The most notable? He was able to cognitively respond to the question of whether or not he liked Michigan.
While recuperating at Dodd Hall Rehabilitation Center at Ohio State University, the Dublin resident was given one button to push for “yes” and another to push for “no.”
“Do you like Michigan?” he was asked.
Lawrence immediately pushed the “no” button. And then — just to make sure everyone had heard him the first time — he pushed it again.
“He always makes a face when we mention Michigan,” said his wife, Meghan. “We’re pretty sure he’s in there.”
While the Michigan-Ohio State anecdote is pretty amazing, it really is just a footnote in Lawrence’s larger story. The Ohio native is making much more encouraging progress in recovering from his injuries when at first his condition seemed bleak.
That’s a far cry from where they thought he’d be. When Lawrence returned to the United States on April 19, the family was told “that chances of him waking up were pretty slim, pretty much nonexistent,” Meghan Lawrence said. Doctors kept expectations low: The family was told they could expect to turn off Lawrence’s feeding tube within six to 12 months.
But four months later — thanks in large part to the OSU rehab facility — Lawrence is making progress.

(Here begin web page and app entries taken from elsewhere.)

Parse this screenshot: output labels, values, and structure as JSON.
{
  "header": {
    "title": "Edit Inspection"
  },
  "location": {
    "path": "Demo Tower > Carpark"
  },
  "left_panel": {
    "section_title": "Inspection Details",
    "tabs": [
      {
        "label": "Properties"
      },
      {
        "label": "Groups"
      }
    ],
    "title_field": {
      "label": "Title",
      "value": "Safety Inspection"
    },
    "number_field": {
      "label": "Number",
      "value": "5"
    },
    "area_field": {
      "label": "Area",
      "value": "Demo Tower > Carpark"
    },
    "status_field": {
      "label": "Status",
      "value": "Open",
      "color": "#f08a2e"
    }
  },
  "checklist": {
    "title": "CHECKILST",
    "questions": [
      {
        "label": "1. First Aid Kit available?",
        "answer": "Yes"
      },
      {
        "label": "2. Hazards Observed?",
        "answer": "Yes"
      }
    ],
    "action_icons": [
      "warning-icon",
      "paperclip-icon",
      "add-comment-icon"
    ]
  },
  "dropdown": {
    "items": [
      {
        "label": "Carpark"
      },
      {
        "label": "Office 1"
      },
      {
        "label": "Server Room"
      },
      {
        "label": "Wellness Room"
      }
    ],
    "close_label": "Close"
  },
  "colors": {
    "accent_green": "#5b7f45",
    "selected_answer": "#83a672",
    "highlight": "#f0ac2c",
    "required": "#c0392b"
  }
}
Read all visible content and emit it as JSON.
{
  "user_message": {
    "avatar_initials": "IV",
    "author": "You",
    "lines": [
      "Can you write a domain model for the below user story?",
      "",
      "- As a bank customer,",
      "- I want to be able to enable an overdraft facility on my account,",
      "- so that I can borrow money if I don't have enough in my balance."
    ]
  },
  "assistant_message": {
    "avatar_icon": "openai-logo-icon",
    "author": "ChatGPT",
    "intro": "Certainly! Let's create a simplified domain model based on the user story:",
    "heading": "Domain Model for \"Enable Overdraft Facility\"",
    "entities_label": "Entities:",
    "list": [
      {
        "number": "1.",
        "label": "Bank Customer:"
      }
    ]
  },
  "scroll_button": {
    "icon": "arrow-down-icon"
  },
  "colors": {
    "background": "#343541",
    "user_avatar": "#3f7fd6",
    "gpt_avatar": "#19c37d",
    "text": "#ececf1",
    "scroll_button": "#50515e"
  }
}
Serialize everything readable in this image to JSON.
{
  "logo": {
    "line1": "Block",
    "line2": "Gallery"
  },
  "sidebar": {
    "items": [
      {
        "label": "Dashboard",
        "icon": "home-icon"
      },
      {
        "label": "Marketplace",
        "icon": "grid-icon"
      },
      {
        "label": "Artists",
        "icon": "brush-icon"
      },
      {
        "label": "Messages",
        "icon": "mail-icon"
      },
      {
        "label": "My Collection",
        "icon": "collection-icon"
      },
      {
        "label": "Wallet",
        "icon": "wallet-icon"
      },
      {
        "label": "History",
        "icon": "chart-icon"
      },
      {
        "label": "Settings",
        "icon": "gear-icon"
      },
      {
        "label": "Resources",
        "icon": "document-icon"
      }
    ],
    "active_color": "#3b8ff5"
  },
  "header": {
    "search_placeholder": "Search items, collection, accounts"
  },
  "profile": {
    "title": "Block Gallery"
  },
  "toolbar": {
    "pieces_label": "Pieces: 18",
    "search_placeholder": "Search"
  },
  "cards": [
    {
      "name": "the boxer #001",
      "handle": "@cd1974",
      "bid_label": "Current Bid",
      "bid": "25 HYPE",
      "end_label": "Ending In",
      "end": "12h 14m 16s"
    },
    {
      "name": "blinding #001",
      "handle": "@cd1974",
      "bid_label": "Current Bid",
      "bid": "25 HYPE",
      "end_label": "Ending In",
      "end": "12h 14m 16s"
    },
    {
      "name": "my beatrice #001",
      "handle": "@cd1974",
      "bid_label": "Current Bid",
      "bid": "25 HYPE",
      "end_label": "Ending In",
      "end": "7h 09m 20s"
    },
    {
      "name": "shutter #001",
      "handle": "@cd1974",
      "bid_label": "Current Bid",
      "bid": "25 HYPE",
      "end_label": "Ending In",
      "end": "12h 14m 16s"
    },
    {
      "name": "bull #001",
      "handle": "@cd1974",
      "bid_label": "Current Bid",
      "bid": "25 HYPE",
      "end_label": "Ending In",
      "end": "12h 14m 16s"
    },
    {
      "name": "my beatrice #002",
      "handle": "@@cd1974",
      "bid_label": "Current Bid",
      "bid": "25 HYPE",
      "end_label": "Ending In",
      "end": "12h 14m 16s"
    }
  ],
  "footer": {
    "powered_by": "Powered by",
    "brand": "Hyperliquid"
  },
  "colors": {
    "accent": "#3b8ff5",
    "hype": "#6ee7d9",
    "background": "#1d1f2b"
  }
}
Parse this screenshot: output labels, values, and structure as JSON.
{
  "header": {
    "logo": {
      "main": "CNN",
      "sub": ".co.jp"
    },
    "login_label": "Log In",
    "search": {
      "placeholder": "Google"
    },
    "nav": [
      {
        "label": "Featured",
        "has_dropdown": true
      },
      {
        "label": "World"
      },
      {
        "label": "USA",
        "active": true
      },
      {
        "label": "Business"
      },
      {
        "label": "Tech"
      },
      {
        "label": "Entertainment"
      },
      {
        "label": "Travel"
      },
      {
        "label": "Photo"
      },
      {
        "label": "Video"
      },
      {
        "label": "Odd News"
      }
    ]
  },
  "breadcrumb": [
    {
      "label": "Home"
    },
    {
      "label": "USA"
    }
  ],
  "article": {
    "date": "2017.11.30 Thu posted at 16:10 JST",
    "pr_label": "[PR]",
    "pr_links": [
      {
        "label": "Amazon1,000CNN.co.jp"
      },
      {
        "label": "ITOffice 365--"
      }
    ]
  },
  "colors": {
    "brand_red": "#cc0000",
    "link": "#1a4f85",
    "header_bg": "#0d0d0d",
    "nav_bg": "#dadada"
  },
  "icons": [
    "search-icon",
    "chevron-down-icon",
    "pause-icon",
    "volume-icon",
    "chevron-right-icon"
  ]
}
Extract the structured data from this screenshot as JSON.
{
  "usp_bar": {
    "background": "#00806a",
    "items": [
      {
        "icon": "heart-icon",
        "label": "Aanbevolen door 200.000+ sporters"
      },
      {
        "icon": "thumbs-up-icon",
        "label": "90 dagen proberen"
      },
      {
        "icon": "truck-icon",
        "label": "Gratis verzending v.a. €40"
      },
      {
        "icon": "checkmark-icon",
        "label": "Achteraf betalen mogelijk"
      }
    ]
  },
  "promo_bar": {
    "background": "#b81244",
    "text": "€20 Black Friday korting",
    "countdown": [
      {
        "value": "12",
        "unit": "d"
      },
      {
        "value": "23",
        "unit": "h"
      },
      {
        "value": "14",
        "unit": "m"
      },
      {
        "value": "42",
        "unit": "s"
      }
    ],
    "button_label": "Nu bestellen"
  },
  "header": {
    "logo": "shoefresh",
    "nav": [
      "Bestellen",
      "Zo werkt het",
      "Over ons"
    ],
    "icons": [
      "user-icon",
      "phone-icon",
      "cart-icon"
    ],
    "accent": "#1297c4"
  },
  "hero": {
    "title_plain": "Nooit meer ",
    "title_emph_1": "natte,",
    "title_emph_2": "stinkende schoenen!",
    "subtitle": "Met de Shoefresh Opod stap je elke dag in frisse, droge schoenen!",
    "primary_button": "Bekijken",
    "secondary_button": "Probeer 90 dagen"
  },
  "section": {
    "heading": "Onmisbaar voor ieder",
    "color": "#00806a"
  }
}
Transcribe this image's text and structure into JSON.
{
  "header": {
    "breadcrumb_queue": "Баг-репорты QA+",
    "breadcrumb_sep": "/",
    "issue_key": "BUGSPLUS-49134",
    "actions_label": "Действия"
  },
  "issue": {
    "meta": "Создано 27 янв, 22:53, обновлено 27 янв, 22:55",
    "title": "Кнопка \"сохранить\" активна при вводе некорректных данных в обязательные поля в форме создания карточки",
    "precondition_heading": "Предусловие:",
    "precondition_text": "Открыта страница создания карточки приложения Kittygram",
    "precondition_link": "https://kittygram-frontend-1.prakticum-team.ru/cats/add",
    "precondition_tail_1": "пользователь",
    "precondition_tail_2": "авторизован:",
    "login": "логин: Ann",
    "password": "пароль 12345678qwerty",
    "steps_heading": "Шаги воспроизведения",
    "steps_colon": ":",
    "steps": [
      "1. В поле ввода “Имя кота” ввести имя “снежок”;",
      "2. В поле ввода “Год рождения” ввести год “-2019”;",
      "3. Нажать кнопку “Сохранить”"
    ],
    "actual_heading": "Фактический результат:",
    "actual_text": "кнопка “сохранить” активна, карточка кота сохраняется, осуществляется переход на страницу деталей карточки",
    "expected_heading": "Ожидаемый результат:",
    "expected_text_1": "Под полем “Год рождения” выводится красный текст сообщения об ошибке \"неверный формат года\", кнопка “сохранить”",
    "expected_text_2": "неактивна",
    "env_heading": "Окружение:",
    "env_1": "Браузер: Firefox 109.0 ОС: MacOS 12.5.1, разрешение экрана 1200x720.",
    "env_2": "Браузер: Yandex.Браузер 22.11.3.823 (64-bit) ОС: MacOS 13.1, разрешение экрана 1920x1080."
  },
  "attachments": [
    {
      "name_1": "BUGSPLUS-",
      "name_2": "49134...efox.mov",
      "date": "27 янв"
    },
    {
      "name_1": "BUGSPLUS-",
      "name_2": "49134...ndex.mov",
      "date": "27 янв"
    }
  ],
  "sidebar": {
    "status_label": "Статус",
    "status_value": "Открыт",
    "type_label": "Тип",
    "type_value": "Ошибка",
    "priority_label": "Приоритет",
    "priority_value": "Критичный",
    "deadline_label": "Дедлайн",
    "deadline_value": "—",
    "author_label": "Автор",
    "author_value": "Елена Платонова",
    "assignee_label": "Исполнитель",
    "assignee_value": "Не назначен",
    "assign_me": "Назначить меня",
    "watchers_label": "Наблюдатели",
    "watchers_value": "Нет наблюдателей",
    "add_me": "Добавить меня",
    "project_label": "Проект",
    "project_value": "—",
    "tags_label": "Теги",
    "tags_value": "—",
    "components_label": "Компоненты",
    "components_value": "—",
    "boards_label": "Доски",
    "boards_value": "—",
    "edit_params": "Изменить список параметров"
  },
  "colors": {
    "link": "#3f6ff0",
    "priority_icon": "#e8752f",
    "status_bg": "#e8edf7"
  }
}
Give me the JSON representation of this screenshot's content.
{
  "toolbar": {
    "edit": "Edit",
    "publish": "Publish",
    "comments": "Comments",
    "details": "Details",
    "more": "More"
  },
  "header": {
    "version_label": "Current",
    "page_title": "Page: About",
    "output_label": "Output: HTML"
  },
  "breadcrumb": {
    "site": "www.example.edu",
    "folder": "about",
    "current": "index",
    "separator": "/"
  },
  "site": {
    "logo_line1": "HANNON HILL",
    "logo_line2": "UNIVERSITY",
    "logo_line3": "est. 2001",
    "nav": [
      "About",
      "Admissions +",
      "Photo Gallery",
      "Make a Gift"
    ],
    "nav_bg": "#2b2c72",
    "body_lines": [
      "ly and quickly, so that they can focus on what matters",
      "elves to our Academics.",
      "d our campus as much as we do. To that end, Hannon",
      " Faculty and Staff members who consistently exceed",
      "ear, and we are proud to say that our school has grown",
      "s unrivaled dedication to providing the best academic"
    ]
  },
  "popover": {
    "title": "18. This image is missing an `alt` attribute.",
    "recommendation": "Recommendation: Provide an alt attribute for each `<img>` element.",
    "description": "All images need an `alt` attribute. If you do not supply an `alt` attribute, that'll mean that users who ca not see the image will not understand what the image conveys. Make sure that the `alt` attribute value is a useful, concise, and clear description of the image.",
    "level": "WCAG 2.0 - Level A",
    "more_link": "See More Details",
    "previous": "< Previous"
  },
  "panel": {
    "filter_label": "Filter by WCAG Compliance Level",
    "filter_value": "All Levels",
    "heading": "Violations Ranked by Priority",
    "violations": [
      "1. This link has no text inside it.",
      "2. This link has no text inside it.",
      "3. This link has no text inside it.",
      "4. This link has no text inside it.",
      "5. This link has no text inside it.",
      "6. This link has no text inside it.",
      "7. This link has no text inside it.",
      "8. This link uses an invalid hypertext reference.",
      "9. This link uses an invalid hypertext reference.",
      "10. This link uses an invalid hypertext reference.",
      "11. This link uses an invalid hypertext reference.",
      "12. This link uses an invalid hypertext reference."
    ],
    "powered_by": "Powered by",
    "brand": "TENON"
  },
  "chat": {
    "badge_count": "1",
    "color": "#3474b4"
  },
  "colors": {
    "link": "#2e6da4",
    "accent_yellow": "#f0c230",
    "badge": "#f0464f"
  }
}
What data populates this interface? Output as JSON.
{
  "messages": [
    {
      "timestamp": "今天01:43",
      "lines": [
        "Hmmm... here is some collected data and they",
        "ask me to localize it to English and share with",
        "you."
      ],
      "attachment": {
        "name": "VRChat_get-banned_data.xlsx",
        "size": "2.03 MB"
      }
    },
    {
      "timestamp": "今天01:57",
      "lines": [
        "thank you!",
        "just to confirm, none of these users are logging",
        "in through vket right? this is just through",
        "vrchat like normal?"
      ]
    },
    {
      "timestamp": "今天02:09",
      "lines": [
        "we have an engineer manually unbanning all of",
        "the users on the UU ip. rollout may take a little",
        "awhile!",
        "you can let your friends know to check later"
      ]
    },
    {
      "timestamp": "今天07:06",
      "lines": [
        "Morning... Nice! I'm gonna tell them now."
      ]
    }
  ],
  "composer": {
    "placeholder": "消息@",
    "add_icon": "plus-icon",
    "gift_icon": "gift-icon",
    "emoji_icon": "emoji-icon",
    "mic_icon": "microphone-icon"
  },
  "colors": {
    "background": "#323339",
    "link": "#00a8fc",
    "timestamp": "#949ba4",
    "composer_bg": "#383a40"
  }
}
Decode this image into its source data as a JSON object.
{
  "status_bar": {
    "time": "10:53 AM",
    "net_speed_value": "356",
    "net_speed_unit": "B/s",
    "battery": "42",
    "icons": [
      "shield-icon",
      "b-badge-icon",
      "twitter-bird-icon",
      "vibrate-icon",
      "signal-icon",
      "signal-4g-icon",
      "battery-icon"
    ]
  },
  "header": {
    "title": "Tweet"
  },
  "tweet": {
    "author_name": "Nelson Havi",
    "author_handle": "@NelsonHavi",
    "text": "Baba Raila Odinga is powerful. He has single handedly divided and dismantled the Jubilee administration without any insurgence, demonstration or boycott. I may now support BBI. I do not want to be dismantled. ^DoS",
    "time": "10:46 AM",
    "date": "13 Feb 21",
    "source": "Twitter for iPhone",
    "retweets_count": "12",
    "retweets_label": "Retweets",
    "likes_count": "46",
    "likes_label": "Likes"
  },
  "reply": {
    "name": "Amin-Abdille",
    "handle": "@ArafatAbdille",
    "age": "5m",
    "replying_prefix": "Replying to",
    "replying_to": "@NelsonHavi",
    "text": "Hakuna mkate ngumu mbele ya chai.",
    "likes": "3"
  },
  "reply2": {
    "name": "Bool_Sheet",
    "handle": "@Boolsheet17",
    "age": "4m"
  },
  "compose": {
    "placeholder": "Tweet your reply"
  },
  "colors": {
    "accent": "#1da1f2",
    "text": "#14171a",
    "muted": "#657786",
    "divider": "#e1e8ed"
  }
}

He’s starting to make sounds. He is opening his eyes, and keeping them open more and more. He smiles at his children. He can give a thumbs up. His therapists help him stand on a treadmill. They use electronic stimulation to get the messages moving from his brain to various parts of his body. He can hold a crayon or a pencil, so when his children, Adrianne, 6, and Donovan, 4, come visit, they sit and color with him.
Hopefully Lawrence continues his miraculous recovery and he’s able to enjoy another edition of The Game this fall when Urban Meyer and the Buckeyes look to continue their recent dominance over the Wolverines.